A number of great medieval axe photographs I found:
Picture by Mathieu Struck
Medieval Reasonable at Gniezno, Poland, July-2011.
The occasion was a celebration of the coronation of Bolesław I the Brave as 1st king of Poland (1024). There were lots of polish/slavish knights with real swords, spears and axes. Fortunately we have not told them we were germans -)
We located this extremely curious fair totally by incident. Besides a lot of medieval knights battling, there have been a lot musicians, dancers, artisans, herbalists, gunsmiths, saddlers, coopers, and many other ancient craftsmen. Afterwards, we noticed in the web there ended up even some witches, but we have not seen them.
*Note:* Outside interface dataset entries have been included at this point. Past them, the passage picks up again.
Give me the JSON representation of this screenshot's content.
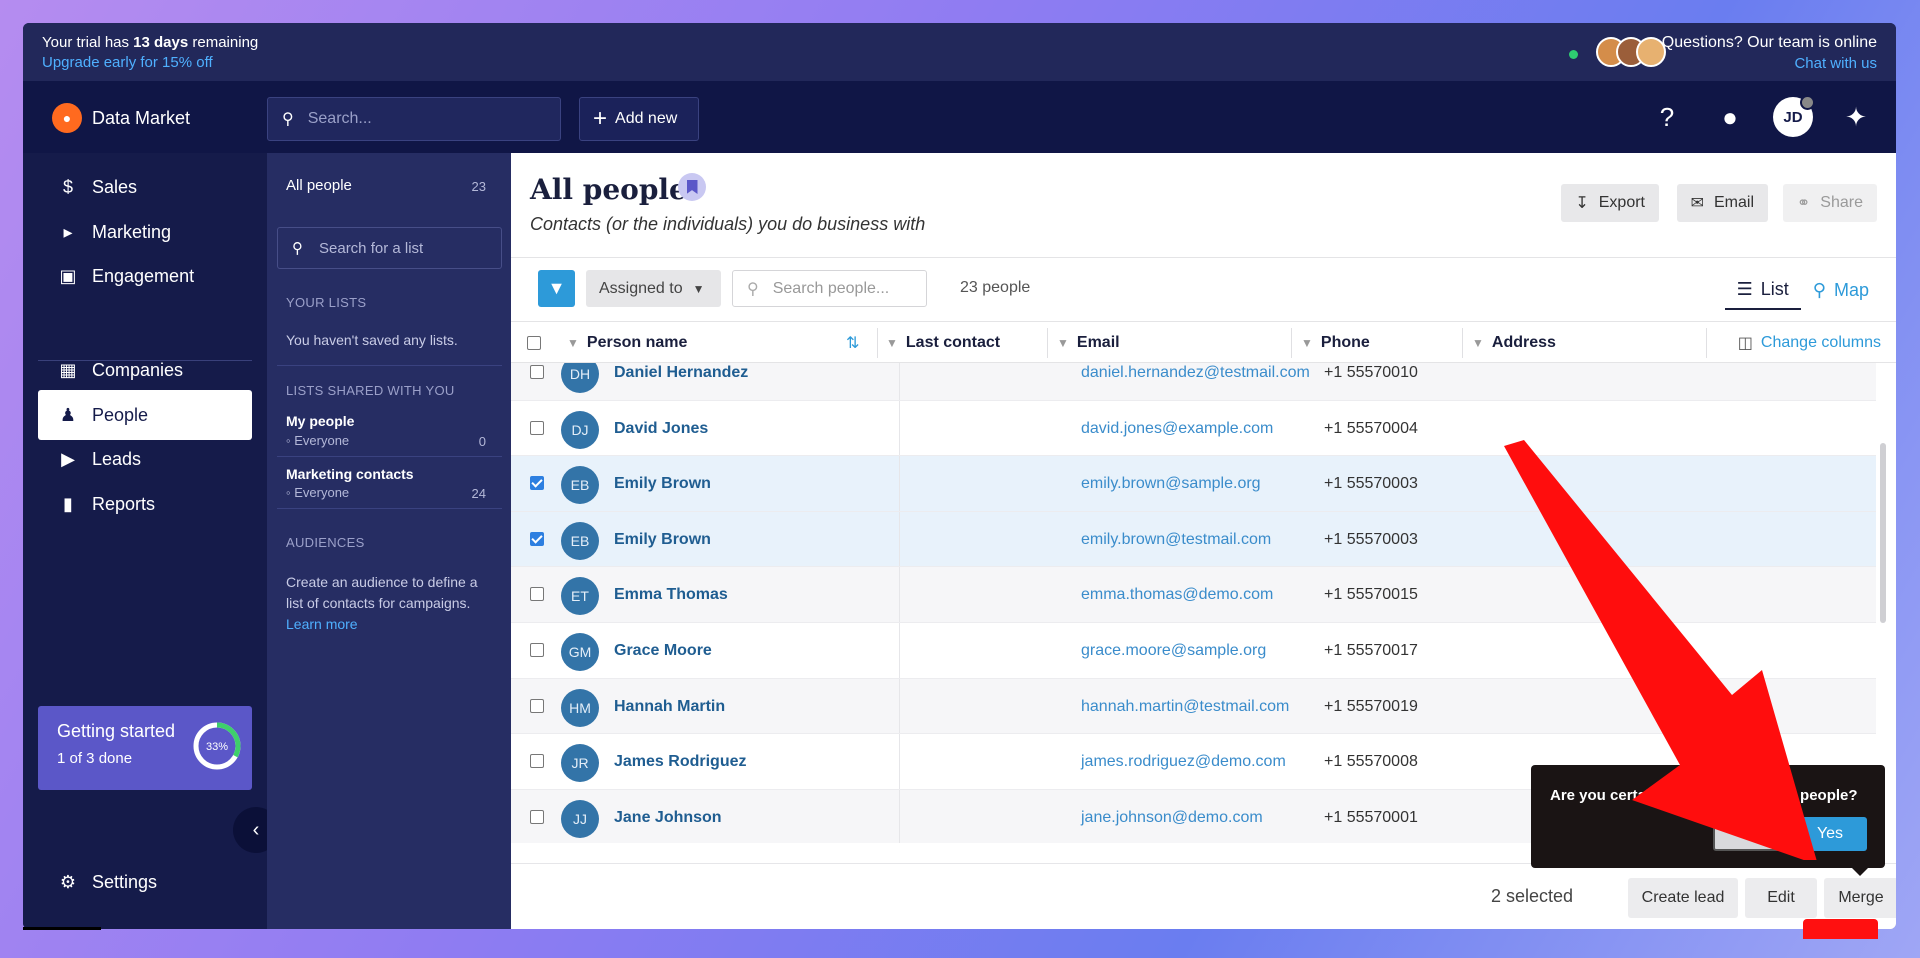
{
  "trial": {
    "prefix": "Your trial has ",
    "days": "13 days",
    "suffix": " remaining",
    "upgrade": "Upgrade early for 15% off"
  },
  "support": {
    "question": "Questions? Our team is online",
    "chat": "Chat with us"
  },
  "brand": {
    "name": "Data Market"
  },
  "global_search": {
    "placeholder": "Search..."
  },
  "add_new_label": "Add new",
  "user_initials": "JD",
  "nav": {
    "sales": "Sales",
    "marketing": "Marketing",
    "engagement": "Engagement",
    "companies": "Companies",
    "people": "People",
    "leads": "Leads",
    "reports": "Reports",
    "settings": "Settings"
  },
  "getting_started": {
    "title": "Getting started",
    "subtitle": "1 of 3 done",
    "progress_label": "33%",
    "progress": 0.33
  },
  "lists_panel": {
    "all_people": "All people",
    "all_people_count": "23",
    "search_placeholder": "Search for a list",
    "your_lists_header": "YOUR LISTS",
    "no_lists_text": "You haven't saved any lists.",
    "shared_header": "LISTS SHARED WITH YOU",
    "shared": [
      {
        "name": "My people",
        "scope": "Everyone",
        "count": "0"
      },
      {
        "name": "Marketing contacts",
        "scope": "Everyone",
        "count": "24"
      }
    ],
    "audiences_header": "AUDIENCES",
    "audiences_text": "Create an audience to define a list of contacts for campaigns.",
    "learn_more": "Learn more"
  },
  "page": {
    "title": "All people",
    "subtitle": "Contacts (or the individuals) you do business with",
    "export": "Export",
    "email": "Email",
    "share": "Share"
  },
  "toolbar": {
    "assigned_to": "Assigned to",
    "search_placeholder": "Search people...",
    "count": "23 people",
    "list_tab": "List",
    "map_tab": "Map"
  },
  "table": {
    "columns": {
      "name": "Person name",
      "last_contact": "Last contact",
      "email": "Email",
      "phone": "Phone",
      "address": "Address"
    },
    "change_columns": "Change columns",
    "rows": [
      {
        "initials": "DH",
        "name": "Daniel Hernandez",
        "email": "daniel.hernandez@testmail.com",
        "phone": "+1 55570010",
        "checked": false
      },
      {
        "initials": "DJ",
        "name": "David Jones",
        "email": "david.jones@example.com",
        "phone": "+1 55570004",
        "checked": false
      },
      {
        "initials": "EB",
        "name": "Emily Brown",
        "email": "emily.brown@sample.org",
        "phone": "+1 55570003",
        "checked": true
      },
      {
        "initials": "EB",
        "name": "Emily Brown",
        "email": "emily.brown@testmail.com",
        "phone": "+1 55570003",
        "checked": true
      },
      {
        "initials": "ET",
        "name": "Emma Thomas",
        "email": "emma.thomas@demo.com",
        "phone": "+1 55570015",
        "checked": false
      },
      {
        "initials": "GM",
        "name": "Grace Moore",
        "email": "grace.moore@sample.org",
        "phone": "+1 55570017",
        "checked": false
      },
      {
        "initials": "HM",
        "name": "Hannah Martin",
        "email": "hannah.martin@testmail.com",
        "phone": "+1 55570019",
        "checked": false
      },
      {
        "initials": "JR",
        "name": "James Rodriguez",
        "email": "james.rodriguez@demo.com",
        "phone": "+1 55570008",
        "checked": false
      },
      {
        "initials": "JJ",
        "name": "Jane Johnson",
        "email": "jane.johnson@demo.com",
        "phone": "+1 55570001",
        "checked": false
      }
    ]
  },
  "footer": {
    "selected": "2 selected",
    "create_lead": "Create lead",
    "edit": "Edit",
    "merge": "Merge"
  },
  "confirm": {
    "question": "Are you certain you want to merge people?",
    "no": "No",
    "yes": "Yes"
  },
  "colors": {
    "accent": "#2d9ad9",
    "sidebar": "#151b4a",
    "highlight_arrow": "#ff1010"
  }
}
One of the Piasts’ chief cities, Gniezno was first mentioned by 10th century A.D. sources as the richesse of Piast Poland (in Dagome Iudex). Its Roman Catholic archbishop, the Archbishop of Gniezno, is the Primate of Poland. These historical facts make its place in Polish history similar to Canterbury in England or Rheims in France.
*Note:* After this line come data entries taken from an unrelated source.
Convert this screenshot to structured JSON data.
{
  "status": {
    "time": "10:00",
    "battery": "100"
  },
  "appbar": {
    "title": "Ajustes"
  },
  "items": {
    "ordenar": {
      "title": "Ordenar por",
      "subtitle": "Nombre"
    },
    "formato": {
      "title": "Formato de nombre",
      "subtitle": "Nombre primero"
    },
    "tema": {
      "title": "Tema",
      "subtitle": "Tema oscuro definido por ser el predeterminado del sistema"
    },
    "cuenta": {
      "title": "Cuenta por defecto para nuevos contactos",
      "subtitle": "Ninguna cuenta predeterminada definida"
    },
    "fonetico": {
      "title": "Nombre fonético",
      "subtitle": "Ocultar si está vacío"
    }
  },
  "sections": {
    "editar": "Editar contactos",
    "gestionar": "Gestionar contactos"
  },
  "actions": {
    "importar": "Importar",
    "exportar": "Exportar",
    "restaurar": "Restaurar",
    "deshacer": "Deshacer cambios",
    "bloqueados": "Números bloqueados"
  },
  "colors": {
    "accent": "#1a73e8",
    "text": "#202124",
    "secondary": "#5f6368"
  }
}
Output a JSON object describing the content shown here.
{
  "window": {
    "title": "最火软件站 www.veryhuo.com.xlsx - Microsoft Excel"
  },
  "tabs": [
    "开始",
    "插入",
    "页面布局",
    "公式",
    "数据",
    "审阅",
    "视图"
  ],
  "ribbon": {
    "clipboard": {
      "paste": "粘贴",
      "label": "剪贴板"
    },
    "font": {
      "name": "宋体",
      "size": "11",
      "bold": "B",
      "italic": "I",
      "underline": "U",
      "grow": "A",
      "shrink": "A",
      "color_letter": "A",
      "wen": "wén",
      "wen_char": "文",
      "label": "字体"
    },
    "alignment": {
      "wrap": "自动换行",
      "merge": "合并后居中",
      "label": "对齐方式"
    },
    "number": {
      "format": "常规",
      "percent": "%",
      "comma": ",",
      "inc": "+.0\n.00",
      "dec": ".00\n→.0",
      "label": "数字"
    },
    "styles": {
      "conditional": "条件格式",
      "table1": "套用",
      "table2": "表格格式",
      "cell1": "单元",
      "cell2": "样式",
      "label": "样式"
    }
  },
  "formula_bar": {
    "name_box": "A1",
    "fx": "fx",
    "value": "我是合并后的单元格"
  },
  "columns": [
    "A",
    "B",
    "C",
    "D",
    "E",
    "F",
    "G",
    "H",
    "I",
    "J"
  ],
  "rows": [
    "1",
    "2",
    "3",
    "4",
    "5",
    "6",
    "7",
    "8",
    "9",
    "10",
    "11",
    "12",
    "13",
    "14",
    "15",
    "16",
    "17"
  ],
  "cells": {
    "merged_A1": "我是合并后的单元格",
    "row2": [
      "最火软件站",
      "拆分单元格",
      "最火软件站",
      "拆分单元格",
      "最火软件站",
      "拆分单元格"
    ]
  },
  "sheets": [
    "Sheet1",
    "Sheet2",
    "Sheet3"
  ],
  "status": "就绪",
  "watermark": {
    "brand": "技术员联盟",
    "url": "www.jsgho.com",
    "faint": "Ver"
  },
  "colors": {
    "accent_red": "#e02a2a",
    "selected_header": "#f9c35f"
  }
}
The tenth century Gniezno cathedral (on the foreground) witnessed royal coronations of Bolesław I in 1024 and his son Mieszko II Lambert in 1025. The cities of Gniezno and close by Poznań ended up captured, plundered and destroyed in 1038 by the Bohemian duke Bretislav I, which pushed the next Polish rulers to move the Polish funds to Kraków. The archiepiscopal cathedral was reconstructed by the following ruler, Boleslaus II the Generous, who was crowned king here in 1076.
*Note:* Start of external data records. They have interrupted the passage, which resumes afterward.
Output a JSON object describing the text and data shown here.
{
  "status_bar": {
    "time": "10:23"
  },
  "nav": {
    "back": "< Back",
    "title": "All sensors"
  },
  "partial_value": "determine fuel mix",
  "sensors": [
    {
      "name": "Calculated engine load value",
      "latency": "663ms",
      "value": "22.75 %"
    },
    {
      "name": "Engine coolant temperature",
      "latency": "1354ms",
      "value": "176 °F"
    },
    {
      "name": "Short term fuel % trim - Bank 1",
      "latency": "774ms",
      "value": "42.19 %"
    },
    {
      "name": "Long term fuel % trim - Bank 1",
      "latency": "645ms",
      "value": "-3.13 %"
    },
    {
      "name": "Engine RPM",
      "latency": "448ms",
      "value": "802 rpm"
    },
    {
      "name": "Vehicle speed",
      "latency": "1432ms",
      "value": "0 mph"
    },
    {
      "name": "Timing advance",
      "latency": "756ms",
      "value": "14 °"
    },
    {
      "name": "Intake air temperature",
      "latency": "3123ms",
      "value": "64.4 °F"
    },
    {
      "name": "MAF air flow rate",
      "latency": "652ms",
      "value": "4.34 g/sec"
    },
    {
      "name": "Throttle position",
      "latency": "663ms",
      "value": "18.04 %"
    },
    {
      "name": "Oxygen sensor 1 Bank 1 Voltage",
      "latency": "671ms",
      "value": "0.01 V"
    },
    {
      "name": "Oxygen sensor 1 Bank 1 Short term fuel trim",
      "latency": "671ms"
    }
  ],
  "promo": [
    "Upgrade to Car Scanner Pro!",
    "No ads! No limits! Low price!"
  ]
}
Gniezno evolved as a regional seat of the eastern part of Greater Poland, and in 1238 municipal autonomy was granted by the duke Władysław Odonic. Gniezno was once again the coronation website in 1295 and 1300. Over the hundreds of years, it alternated polish, prussian, teutonic, bohemian, swedish, french and german (WWII) dominion, invasion or looting.
Standard mediaeval songs group
Image by owenhurrell
Picture by dbzer0
A big axe